The NYTimes says talks between the writers and the studio heads have “eliminated major roadblocks to a new contract.” There’s not a lot of detail available, but from what we can see, it looks like the writers are about to cave.
The writers appear willing to give up their most crucial demand — the right to keep a of percentage of revenue from Web video. Instead, it looks like they’ll settle for a flat fee. That could earn them some near-term dollars but ultimately cost them dearly down the road — much like the lousy DVD deal they agreed to some 20 years ago.
Before the writers walked out last fall, they were demanding 2.5% of revenue Hollywood generated from streaming Web video. Given the tiny revenue pie that exists today, we estimate that deal would have been worth a mere $6 million in 2007. What was important to the writers, we were told, was the ability to stake a claim now, so when Web video exploded, they’d get a piece of it.
Last fall, Hollywood was offering the writers a 1.2% rate for shows streamed on the Internet, and the writers have recently agreed that they would settle for that. But in the deal negotiated by the Directors Guild of America last month, considered a possible template for the writers, the studios are now just paying a flat licence fee — $1,200 for the right to stream an hour-long show for one year.
Near-term, that sum probably means more money for the writers, as advertisers are still trying to get their heads around Web video, so the money isn’t pouring in yet. But it will. And when it does, the writers will have a much harder time getting a piece of this stream. The writers knew that before they went on strike–and that’s why they went on strike.
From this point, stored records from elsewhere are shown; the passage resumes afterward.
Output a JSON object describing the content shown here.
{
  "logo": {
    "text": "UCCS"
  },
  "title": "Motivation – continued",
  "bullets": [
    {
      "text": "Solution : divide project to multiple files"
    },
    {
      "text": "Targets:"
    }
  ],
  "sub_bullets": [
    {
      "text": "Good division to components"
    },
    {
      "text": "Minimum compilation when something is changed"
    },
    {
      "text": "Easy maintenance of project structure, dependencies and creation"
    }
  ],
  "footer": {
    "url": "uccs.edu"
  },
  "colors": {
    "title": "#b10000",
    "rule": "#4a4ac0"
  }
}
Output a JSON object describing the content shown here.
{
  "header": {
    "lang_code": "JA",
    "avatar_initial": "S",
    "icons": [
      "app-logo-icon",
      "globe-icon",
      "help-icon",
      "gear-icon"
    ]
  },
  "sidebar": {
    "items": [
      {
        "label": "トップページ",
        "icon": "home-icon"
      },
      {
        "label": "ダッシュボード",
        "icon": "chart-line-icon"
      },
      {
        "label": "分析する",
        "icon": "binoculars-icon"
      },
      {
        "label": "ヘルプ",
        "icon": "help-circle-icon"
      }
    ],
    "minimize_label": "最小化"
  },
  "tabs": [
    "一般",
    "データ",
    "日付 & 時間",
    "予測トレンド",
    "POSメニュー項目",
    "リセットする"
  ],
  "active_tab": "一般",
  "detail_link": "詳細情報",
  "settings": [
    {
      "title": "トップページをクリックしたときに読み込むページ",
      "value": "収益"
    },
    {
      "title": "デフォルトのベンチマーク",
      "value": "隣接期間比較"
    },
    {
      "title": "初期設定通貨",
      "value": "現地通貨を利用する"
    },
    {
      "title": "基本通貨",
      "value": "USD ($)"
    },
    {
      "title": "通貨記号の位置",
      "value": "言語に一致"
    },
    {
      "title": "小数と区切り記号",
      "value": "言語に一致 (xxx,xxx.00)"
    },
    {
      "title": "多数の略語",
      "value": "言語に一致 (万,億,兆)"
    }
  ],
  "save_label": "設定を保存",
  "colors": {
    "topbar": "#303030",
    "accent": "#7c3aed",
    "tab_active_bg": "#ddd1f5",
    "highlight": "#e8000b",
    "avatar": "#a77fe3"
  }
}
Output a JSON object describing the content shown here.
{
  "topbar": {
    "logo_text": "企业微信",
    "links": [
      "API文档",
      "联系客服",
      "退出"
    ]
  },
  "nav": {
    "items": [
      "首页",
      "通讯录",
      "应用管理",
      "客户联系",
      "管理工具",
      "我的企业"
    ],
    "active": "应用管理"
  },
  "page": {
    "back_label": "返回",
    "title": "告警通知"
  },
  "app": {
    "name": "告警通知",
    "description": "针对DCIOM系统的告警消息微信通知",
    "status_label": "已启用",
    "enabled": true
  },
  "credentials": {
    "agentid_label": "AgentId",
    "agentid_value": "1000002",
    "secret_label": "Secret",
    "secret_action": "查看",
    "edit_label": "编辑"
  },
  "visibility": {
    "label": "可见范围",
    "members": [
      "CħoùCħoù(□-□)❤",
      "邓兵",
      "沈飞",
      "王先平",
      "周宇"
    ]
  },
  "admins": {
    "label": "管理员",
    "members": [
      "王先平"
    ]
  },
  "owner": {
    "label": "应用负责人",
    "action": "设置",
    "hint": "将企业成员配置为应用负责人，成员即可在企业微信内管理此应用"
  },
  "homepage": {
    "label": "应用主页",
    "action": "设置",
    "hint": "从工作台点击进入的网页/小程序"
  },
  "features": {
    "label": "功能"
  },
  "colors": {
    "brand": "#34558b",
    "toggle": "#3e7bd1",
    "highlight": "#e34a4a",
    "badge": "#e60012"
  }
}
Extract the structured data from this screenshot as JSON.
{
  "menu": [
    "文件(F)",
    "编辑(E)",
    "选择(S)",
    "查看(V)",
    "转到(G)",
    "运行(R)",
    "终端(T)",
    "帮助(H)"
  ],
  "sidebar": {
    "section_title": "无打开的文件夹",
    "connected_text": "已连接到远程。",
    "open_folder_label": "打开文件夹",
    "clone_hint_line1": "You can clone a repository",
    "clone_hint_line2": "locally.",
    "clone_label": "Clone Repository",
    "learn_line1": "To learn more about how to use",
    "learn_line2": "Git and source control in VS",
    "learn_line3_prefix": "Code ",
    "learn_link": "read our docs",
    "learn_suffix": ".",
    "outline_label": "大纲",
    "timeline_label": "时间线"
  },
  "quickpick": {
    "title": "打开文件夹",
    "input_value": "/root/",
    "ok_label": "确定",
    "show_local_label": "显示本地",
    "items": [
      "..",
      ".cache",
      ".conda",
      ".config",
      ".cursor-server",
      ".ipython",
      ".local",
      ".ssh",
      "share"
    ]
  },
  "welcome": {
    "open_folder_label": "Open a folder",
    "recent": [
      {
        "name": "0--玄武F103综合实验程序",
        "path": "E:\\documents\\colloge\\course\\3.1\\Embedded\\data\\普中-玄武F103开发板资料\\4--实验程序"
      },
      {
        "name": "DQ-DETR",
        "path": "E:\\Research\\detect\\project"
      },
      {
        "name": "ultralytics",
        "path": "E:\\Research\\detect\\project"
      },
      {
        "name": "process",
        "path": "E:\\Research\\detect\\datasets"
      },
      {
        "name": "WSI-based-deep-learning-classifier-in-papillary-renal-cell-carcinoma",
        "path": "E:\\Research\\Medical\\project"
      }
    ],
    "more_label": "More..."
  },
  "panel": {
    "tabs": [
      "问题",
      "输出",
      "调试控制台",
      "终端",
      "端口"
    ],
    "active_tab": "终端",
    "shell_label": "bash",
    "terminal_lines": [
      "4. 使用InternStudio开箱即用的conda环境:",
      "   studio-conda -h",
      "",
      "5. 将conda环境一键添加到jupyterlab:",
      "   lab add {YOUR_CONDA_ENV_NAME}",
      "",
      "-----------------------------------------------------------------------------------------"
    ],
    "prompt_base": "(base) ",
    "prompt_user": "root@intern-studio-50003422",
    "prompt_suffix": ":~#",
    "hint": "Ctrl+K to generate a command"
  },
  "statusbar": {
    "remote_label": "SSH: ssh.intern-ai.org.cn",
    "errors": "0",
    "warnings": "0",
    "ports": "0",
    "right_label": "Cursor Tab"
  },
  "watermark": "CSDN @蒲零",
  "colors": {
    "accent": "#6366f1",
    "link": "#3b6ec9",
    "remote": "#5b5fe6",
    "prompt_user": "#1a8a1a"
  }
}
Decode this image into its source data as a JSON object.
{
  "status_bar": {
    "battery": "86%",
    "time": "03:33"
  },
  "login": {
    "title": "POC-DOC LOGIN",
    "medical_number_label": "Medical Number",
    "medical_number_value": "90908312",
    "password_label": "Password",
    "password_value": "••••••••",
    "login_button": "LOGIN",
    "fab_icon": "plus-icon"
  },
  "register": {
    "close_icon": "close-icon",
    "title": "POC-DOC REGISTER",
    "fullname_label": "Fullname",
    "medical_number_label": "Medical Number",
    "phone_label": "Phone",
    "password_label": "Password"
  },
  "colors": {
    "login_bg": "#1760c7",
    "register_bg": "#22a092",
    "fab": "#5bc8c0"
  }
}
But that knowledge doesn’t appear to have helped them get what they want.
Business Insider Emails & Alerts
Site highlights each day to your inbox.